Ellison's Sayonara wins boat race

But six dead

  • alert
  • submit to reddit

Beginner's guide to SSL certificates

Larry Ellison's yacht Sayonara has won the Sydney to Hobart yacht race after storms which cost six other sailors their lives. And Ellison told reporters that the race, which Sayonara won for the second time, was life-threatening and dangerous, with his only goal to get him and his crew back in one piece. He is unlikely to compete in the race again. Seventy vessels pulled out of the race but Sayonara won it ahead of Aussie boat Brindabella. Sayonara was not caught in the storms. ®

Remote control for virtualized desktops

More from The Register

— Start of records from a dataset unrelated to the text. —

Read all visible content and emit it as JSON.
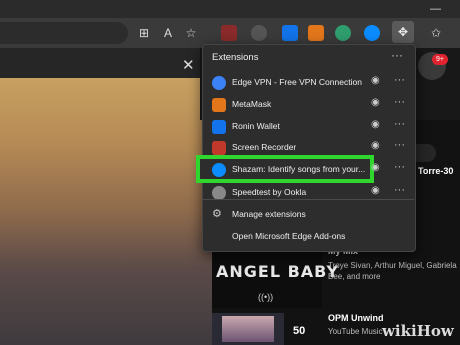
{
  "extensions_panel": {
    "title": "Extensions",
    "more_icon": "more-horizontal-icon",
    "items": [
      {
        "label": "Edge VPN - Free VPN Connection",
        "icon": "edge-vpn-icon",
        "color": "#3b82f6"
      },
      {
        "label": "MetaMask",
        "icon": "metamask-fox-icon",
        "color": "#e2761b"
      },
      {
        "label": "Ronin Wallet",
        "icon": "ronin-shield-icon",
        "color": "#1273ea"
      },
      {
        "label": "Screen Recorder",
        "icon": "screen-recorder-icon",
        "color": "#c0392b"
      },
      {
        "label": "Shazam: Identify songs from your...",
        "icon": "shazam-icon",
        "color": "#0b8cff"
      },
      {
        "label": "Speedtest by Ookla",
        "icon": "speedtest-icon",
        "color": "#888888"
      }
    ],
    "manage_label": "Manage extensions",
    "addons_label": "Open Microsoft Edge Add-ons"
  },
  "highlight_color": "#2ed62e",
  "hero": {
    "close_icon": "close-icon"
  },
  "notification_badge": "9+",
  "playlist": [
    {
      "title": "Torre-30",
      "subtitle": ""
    },
    {
      "title": "My Mix",
      "subtitle": "Troye Sivan, Arthur Miguel, Gabriela Bee, and more",
      "thumb_text": "ANGEL BABY",
      "thumb_icon": "((•))"
    },
    {
      "title": "OPM Unwind",
      "subtitle": "YouTube Music",
      "number": "50"
    }
  ],
  "watermark": "wikiHow"
}
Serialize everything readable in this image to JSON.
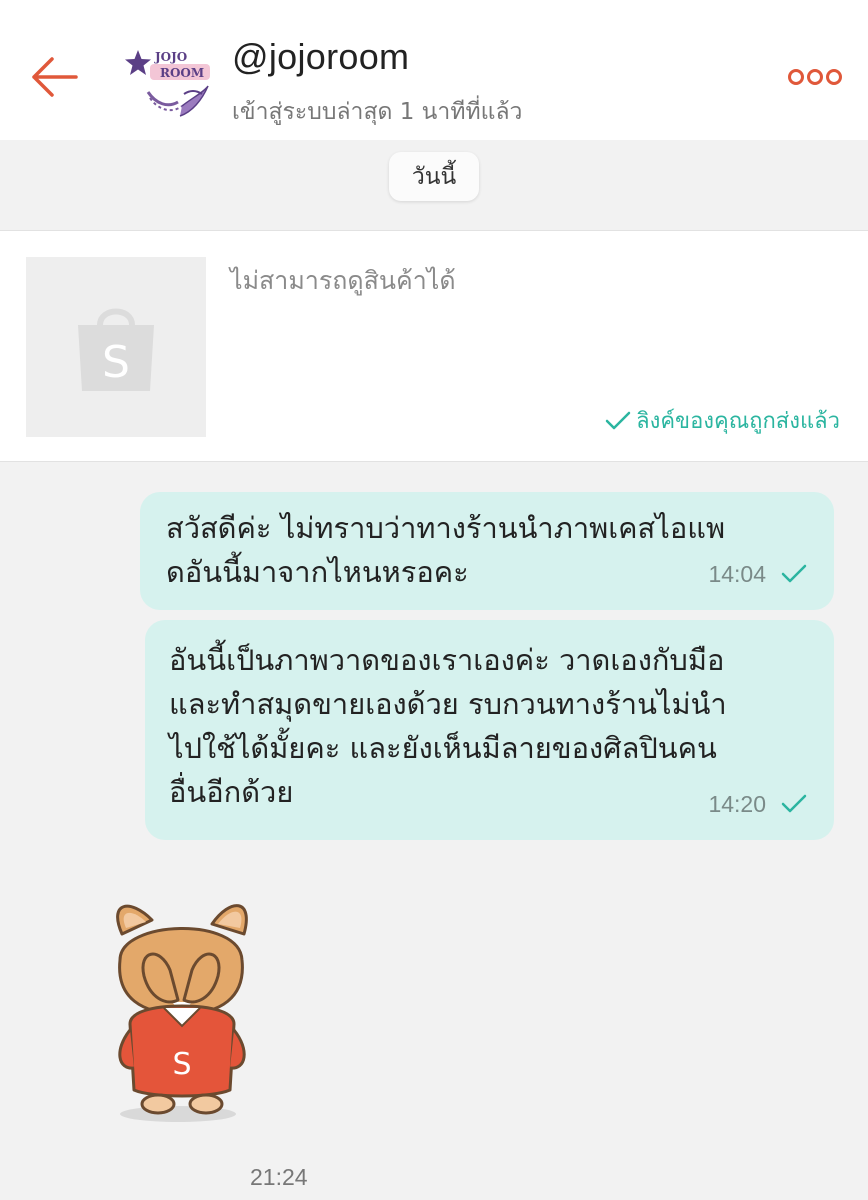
{
  "header": {
    "username": "@jojoroom",
    "last_seen": "เข้าสู่ระบบล่าสุด 1 นาทีที่แล้ว",
    "avatar_text_top": "JOJO",
    "avatar_text_bottom": "ROOM",
    "back_icon": "arrow-left-icon",
    "more_icon": "more-dots-icon",
    "accent_color": "#e0583a"
  },
  "date_chip": "วันนี้",
  "product_card": {
    "title": "ไม่สามารถดูสินค้าได้",
    "thumbnail_icon": "shopping-bag-icon",
    "thumbnail_letter": "S",
    "link_status": "ลิงค์ของคุณถูกส่งแล้ว",
    "link_status_color": "#2bb5a0"
  },
  "messages": [
    {
      "lines": [
        "สวัสดีค่ะ ไม่ทราบว่าทางร้านนำภาพเคสไอแพ",
        "ดอันนี้มาจากไหนหรอคะ"
      ],
      "time": "14:04",
      "status_icon": "check-icon"
    },
    {
      "lines": [
        "อันนี้เป็นภาพวาดของเราเองค่ะ วาดเองกับมือ",
        "และทำสมุดขายเองด้วย รบกวนทางร้านไม่นำ",
        "ไปใช้ได้มั้ยคะ และยังเห็นมีลายของศิลปินคน",
        "อื่นอีกด้วย"
      ],
      "time": "14:20",
      "status_icon": "check-icon"
    }
  ],
  "sticker": {
    "icon": "corgi-sticker-icon",
    "shirt_letter": "S",
    "time": "21:24"
  },
  "colors": {
    "bubble": "#d6f2ee",
    "background": "#f2f2f2",
    "check": "#2bb5a0"
  }
}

next story
BIG FAT Lies: Porky Pies about obesity
What really shortens lives? Reading this sort of crap in the papers
Assange™ slumps back on Ecuador's sofa after detention appeal binned
Swedish court rules there's 'great risk' WikiLeaker will dodge prosecution
You think the CLOUD's insecure? It's BETTER than UK.GOV's DATA CENTRES
We don't even know where some of them ARE – Maude
NSA mass spying reform KILLED by US Senators
Democrats needed just TWO more votes to keep alive bill reining in some surveillance
prev story

Whitepapers

Why and how to choose the right cloud vendor
The benefits of cloud-based storage in your processes. Eliminate onsite, disk-based backup and archiving in favor of cloud-based data protection.
A strategic approach to identity relationship management
ForgeRock commissioned Forrester to evaluate companies’ IAM practices and requirements when it comes to customer-facing scenarios versus employee-facing ones.
Go beyond APM with real-time IT operations analytics
How IT operations teams can harness the wealth of wire data already flowing through their environment for real-time operational intelligence.
How to determine if cloud backup is right for your servers
Two key factors, technical feasibility and TCO economics, that backup and IT operations managers should consider when assessing cloud backup.
High Performance for All
While HPC is not new, it has traditionally been seen as a specialist area – is it now geared up to meet more mainstream requirements?